by Patricia LockwoodPublished 2017 336 pages
There's an old piece by David Foster Wallace where he talks about how writers spend most of their time just sitting around watching people and then writing about what they see. That's what this book is about: Patricia Lockwood moves back in with her parents due to a series of misfortunes that leave her and her husband penniless, and she spends the better part of the year watching how her family—and more specifically, how her father, a Catholic priest with an Eccentric Personality—works. Or doesn't work. Or works! In the process, she interrogates the truths she grew up with and traces the path she took out of the church and into the world.
Lockwood is extremely good at writing, and her ability is on full display here. She can be irreverent, as here on rural accommodation:

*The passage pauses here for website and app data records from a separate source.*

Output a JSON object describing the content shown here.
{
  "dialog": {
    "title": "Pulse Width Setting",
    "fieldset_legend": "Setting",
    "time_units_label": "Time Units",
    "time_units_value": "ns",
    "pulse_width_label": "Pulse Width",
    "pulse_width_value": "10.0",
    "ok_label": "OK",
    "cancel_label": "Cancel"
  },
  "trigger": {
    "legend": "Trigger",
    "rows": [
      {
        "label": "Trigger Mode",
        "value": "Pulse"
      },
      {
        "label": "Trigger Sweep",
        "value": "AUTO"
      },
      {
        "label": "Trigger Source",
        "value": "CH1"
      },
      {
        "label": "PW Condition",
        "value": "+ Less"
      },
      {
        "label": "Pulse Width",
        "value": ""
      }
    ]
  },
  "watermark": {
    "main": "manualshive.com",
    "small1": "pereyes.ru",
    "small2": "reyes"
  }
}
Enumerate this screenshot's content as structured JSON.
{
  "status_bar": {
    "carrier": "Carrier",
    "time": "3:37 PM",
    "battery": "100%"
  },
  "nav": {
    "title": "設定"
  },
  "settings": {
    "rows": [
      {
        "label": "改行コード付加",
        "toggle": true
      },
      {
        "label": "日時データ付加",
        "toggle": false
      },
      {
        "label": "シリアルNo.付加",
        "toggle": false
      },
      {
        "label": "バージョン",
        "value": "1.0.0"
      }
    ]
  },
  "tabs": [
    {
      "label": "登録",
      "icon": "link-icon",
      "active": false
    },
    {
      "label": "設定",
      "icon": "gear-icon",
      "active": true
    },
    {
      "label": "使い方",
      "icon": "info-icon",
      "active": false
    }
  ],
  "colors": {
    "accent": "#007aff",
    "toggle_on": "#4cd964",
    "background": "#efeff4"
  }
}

"I had always through the words "hotel" and "motel" were synonyms, but as soon as I stepped across the threshold, I understood that a motel was grosser. It looked like the place where Smokey the Bear went to cheat on his wife."
But she can also be poignant, like when she discusses writing:
"On the page I am everything that I am not, because that is where I put myself. I am no longer whispering through the small skirted shape of a keyhole: the door is knocked down and the roof is blown off and I am aimed once more at the entire wide night."
She tends, however, more to the former, maybe to the detriment of the heart of the book. There are chapters and chapters of vaguely ominous-sounding but fundamentally toothless hijinks, and then there are a couple chapters of frank, touching discussion of the impact of her upbringing and the kind of person that she's grown up to be—and then we close on more hijinks. I remember this structure being evident in No One Is Talking About This as well: frivolity in the first half, meaning in the second. I think the balance was a little better there, though I wish that she did more to mix the two.
In conclusion, let's close the circle: here's Patricia Lockwood talking about David Foster Wallace.